iShares MBS ETF – More Pain Ahead (NASDAQ:MBB)
The iShares MBS (MBB) ETF tracks the results of an index composed of pass-through mortgage securities backed by US government agencies. The index in question is the Bloomberg US MBS Index Total Return Value Unhedged USD. It tracks transfer securities backed by fixed rate agency mortgages guaranteed by Ginnie Mae (GNMA), Fannie Mae (FNMA) and Freddie Mac (FHLMC). Index construction involves grouping individual pools of TBA deliverable MBS into aggregates or generics based on program, coupon and vintage. Agency MBS are mortgage-backed securities issued by government-sponsored companies to keep mortgage rates low and home ownership accessible. Ultimately, they have an implied US government guarantee on top of the collateral that backs the transaction, so they are AAA rated and their main risk is interest rate fluctuations. As it embarked on quantitative easing, the Fed bought MBS for its balance sheet in addition to US Treasuries. It is estimated that the Fed currently holds 30% of all outstanding MBS securities on its books. As rates rise and the Fed seeks to unwind its balance sheet, MBS bonds will underperform due to several factors: i) loss in value due to rising rates, ii) loss of market demand for bonds without the Fed’s offer (essentially widening the spread). MBB has a duration of 4.6 years and is already down -3% year-to-date. Much like its long Treasuries counterpart, the iShares 7-10 Year Treasury Bond (IEF) ETF, MBB will continue to lose value until there is rate stabilization and a clear picture of the end of the year. the rise of the Fed. MBB has the added wrinkle of the spread between MBS and Treasuries which we believe will widen as the Fed supply disappears and this will act as another drag on performance. We expect a further -6% price loss this year due to rates and widening spreads, which will be partially mitigated by the fund’s dividend yield. We have an To sell rating on MBB. A retail investor would be in a better position to divest all of MBB’s holdings and return at the end of the year for a better entry point.

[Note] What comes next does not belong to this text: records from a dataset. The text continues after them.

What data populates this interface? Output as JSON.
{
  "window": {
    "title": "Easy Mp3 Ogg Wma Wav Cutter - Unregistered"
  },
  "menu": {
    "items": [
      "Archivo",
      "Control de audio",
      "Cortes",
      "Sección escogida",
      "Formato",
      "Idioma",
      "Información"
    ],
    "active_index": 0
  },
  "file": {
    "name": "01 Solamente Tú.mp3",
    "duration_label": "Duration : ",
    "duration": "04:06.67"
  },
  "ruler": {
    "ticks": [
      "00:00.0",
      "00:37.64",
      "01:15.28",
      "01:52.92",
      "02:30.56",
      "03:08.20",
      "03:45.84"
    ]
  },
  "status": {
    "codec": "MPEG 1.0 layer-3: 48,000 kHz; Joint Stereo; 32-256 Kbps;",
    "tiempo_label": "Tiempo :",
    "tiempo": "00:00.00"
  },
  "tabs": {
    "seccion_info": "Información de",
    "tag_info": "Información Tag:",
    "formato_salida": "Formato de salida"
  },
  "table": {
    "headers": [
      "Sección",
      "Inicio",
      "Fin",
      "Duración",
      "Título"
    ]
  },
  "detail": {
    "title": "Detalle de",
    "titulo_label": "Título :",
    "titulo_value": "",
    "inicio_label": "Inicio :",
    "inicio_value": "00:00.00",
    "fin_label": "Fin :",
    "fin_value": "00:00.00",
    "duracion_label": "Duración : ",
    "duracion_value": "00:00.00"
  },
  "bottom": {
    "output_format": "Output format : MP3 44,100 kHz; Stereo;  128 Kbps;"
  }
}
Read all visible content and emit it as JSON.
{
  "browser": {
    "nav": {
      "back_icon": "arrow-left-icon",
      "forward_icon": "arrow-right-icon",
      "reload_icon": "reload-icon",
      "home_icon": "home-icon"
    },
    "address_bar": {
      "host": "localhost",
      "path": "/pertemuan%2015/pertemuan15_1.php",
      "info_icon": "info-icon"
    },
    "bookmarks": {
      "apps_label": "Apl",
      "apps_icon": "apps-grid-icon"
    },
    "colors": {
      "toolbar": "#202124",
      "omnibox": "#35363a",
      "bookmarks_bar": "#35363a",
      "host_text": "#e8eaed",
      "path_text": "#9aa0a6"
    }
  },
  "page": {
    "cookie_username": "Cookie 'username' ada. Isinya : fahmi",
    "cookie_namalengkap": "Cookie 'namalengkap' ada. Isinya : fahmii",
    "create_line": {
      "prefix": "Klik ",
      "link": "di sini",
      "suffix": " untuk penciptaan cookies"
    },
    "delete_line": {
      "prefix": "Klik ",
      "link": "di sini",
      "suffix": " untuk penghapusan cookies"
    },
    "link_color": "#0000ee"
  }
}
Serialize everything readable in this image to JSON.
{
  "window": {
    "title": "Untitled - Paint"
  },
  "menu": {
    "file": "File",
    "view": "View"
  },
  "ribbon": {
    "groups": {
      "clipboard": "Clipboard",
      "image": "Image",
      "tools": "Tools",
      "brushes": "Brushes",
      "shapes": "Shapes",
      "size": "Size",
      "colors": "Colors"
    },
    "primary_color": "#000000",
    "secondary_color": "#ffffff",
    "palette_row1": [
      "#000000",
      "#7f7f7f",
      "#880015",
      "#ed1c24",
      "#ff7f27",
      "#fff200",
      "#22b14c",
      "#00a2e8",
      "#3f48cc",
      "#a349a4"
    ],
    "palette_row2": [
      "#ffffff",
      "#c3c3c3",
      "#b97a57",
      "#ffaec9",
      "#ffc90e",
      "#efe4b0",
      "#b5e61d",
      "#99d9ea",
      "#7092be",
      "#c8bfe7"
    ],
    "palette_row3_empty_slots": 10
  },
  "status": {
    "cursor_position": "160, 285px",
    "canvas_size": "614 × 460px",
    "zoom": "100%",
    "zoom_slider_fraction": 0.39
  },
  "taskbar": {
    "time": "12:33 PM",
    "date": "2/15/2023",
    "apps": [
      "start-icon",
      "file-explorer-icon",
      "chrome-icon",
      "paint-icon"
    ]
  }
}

The fund holds MBS securities directly or via TBAs:
To-be-announced, or TBA in bond trading, serves as a contract to buy or sell an MBS on a specific date, but it does not include information regarding pool number, number of pools, or the exact amount that will be included in the transaction. Indeed, TBAs are an effective way to access the MBS market.
All securities are rated AAA given their collateral and their implicit government guarantee:

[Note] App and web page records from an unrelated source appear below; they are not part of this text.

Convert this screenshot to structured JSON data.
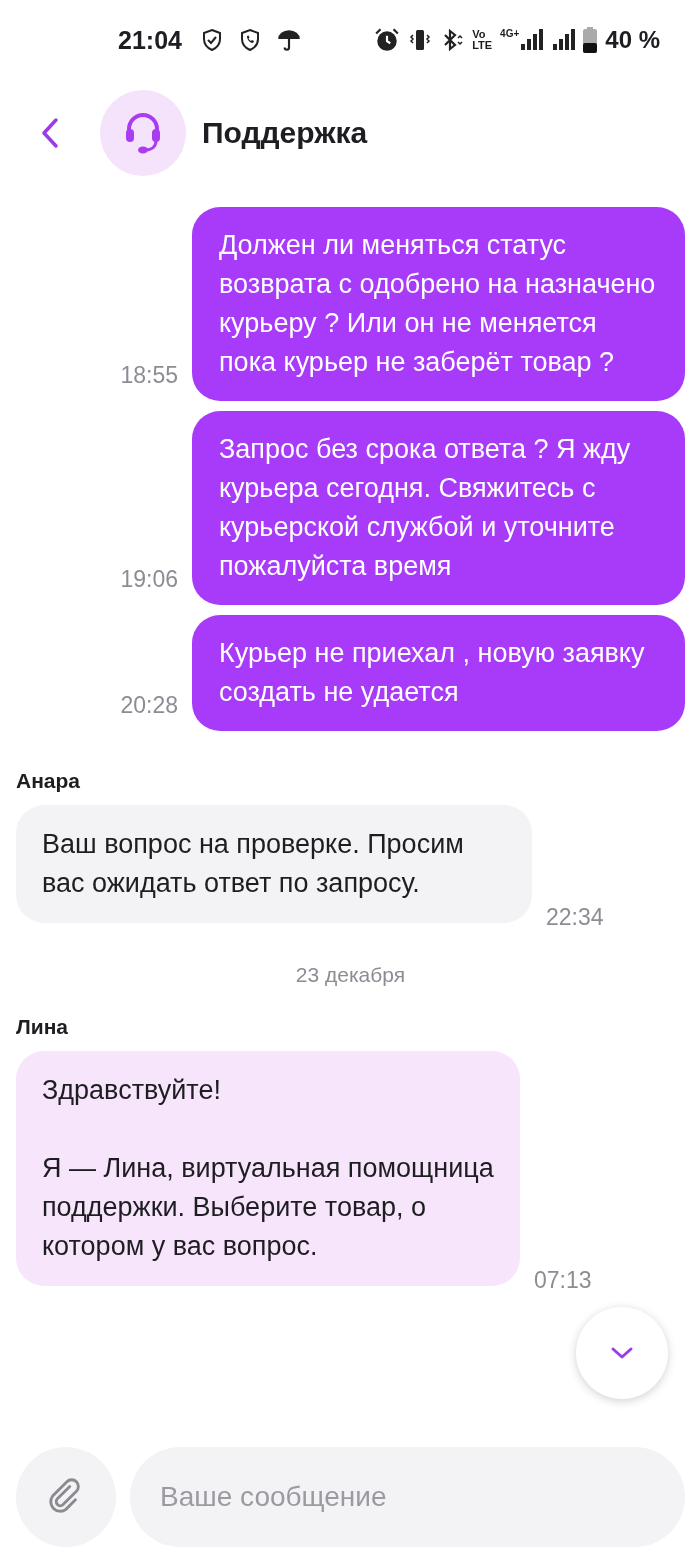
{
  "status_bar": {
    "time": "21:04",
    "volte": [
      "Vo",
      "LTE"
    ],
    "network": "4G+",
    "battery": "40 %"
  },
  "header": {
    "title": "Поддержка"
  },
  "messages": [
    {
      "kind": "outgoing",
      "text": "Должен ли меняться статус возврата с одобрено на назначено курьеру ? Или он не меняется пока курьер не заберёт товар ?",
      "time": "18:55"
    },
    {
      "kind": "outgoing",
      "text": "Запрос без срока ответа ? Я жду курьера сегодня. Свяжитесь с курьерской службой и уточните пожалуйста время",
      "time": "19:06"
    },
    {
      "kind": "outgoing",
      "text": "Курьер не приехал , новую заявку создать не удается",
      "time": "20:28"
    },
    {
      "kind": "incoming",
      "author": "Анара",
      "text": "Ваш вопрос на проверке. Просим вас ожидать ответ по запросу.",
      "time": "22:34"
    },
    {
      "kind": "date",
      "text": "23 декабря"
    },
    {
      "kind": "bot",
      "author": "Лина",
      "text": "Здравствуйте!\n\nЯ — Лина, виртуальная помощница поддержки. Выберите товар, о котором у вас вопрос.",
      "time": "07:13"
    }
  ],
  "composer": {
    "placeholder": "Ваше сообщение"
  }
}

The fund generally buys securities with shorter maturities:
This maturity profile gives a fund duration of 4.62 years
Interest rate risk

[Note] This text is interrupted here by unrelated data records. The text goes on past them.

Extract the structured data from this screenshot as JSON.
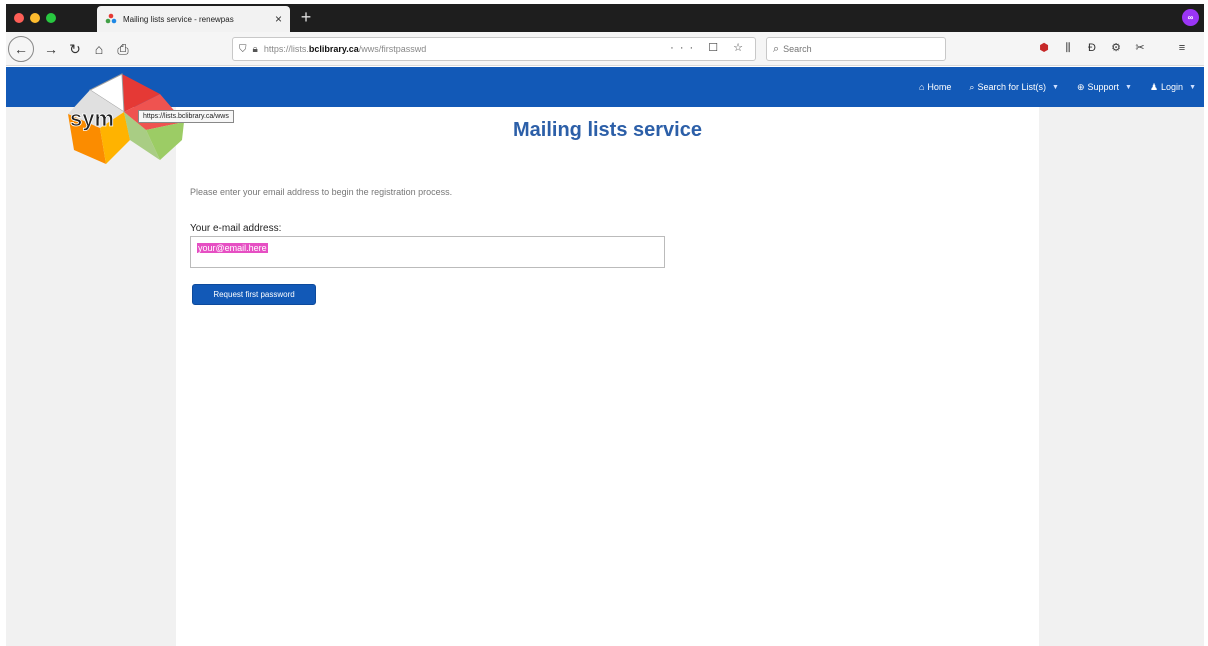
{
  "browser": {
    "tab_title": "Mailing lists service - renewpas",
    "url_protocol": "https://lists.",
    "url_domain": "bclibrary.ca",
    "url_path": "/wws/firstpasswd",
    "url_actions": "··· ☐ ☆",
    "search_placeholder": "Search",
    "profile_badge": "∞"
  },
  "nav": {
    "items": [
      {
        "icon": "home-icon",
        "label": "Home"
      },
      {
        "icon": "search-icon",
        "label": "Search for List(s)"
      },
      {
        "icon": "support-icon",
        "label": "Support"
      },
      {
        "icon": "user-icon",
        "label": "Login"
      }
    ]
  },
  "logo": {
    "text": "sym",
    "tooltip": "https://lists.bclibrary.ca/wws"
  },
  "page": {
    "title": "Mailing lists service",
    "intro": "Please enter your email address to begin the registration process.",
    "email_label": "Your e-mail address:",
    "email_value": "your@email.here",
    "submit_label": "Request first password"
  },
  "colors": {
    "brand": "#1259b7",
    "title": "#2c5fa8",
    "selection": "#e64fc3"
  }
}
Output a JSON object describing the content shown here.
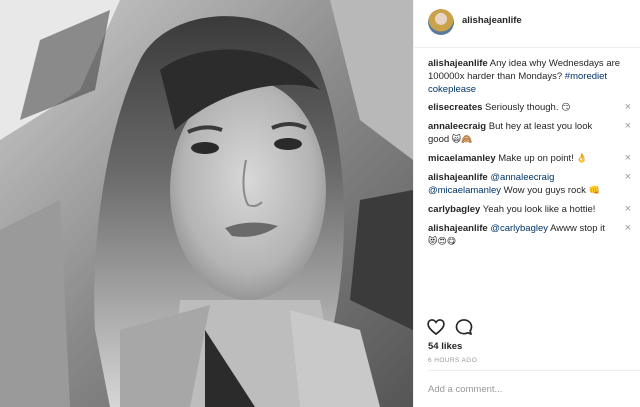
{
  "post": {
    "username": "alishajeanlife",
    "caption": {
      "username": "alishajeanlife",
      "text": " Any idea why Wednesdays are 100000x harder than Mondays? ",
      "hashtag": "#morediet cokeplease"
    },
    "comments": [
      {
        "username": "elisecreates",
        "text": " Seriously though. ",
        "emoji": "😏"
      },
      {
        "username": "annaleecraig",
        "text": " But hey at least you look good ",
        "emoji": "🙀🙈"
      },
      {
        "username": "micaelamanley",
        "text": " Make up on point! ",
        "emoji": "👌"
      },
      {
        "username": "alishajeanlife",
        "mention1": "@annaleecraig",
        "mention2": "@micaelamanley",
        "text": " Wow you guys rock ",
        "emoji": "👊"
      },
      {
        "username": "carlybagley",
        "text": " Yeah you look like a hottie!"
      },
      {
        "username": "alishajeanlife",
        "mention1": "@carlybagley",
        "text": " Awww stop it ",
        "emoji": "😻😍😋"
      }
    ],
    "remove_glyph": "×",
    "likes": "54 likes",
    "timestamp": "6 HOURS AGO",
    "add_comment_placeholder": "Add a comment...",
    "icons": {
      "like": "heart-icon",
      "comment": "comment-bubble-icon"
    }
  }
}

The fund has a duration of 4.6 years and a slightly higher WAL of 5.72. This puts it in the middle bond duration bracket. The general price development given a 1% increase in rates for the duration bracket is as follows per Vanguard:
The best proxy given the duration of the fund is the 5-year Treasury rates:
5-year rates have risen considerably recently to reach the 2% threshold. Given the current high inflation and the expected aggressive course of the Fed, we expect 5-year rates to test the 2.5% to 3% range this year. Based on our duration matrix, this implies another 5-6% decline in MBB bond prices.
Spread to treasury bills
Mortgage-backed securities are AAA rated and generally have an implicit government guarantee in addition to the guarantee they refer to (real estate shares), therefore an objective investor would expect them to trade quite closely with US Treasuries. This actually happens and there are entire trading teams dedicated to the spread between mortgages and treasuries. As the Fed engaged in quantitative easing and bought MBS, the spread narrowed to historic lows:
As rates rise, the Fed begins to unwind its balance sheet and investors generally turn away from longer duration fixed income securities. We expect this gap to normalize or even widen. The net effect will be a headwind for MBB and further underperformance.
The fund posts solid total returns over 5 and 10 years:
We can see a very good correlation between MBB and IEF vehicles which only started to diverge at the end of 2019 when the mortgage/cash basis changed. MBB has proven to be a good tool for buy-and-hold diversification, albeit with modest annual returns considering its asset class.
As the Fed became more hawkish, MBB began to lose value:
MBB is an ETF that tracks an index of mortgage-backed securities. The instrument is a good buy-and-hold vehicle for the asset class, comparing favorably to its counterpart IEF treasury bills. A wise investor must nevertheless recognize that we have now entered an environment of monetary tightening. Therefore, holding MBB will result in only negative total returns over the next twelve months. We expect a further -6% price loss this year due to rates and widening spreads, which will be partially mitigated by the fund’s dividend yield. We have an To sell rating on MBB. A retail investor would be in a better position to divest all of MBB’s holdings and return at the end of the year for a better entry point.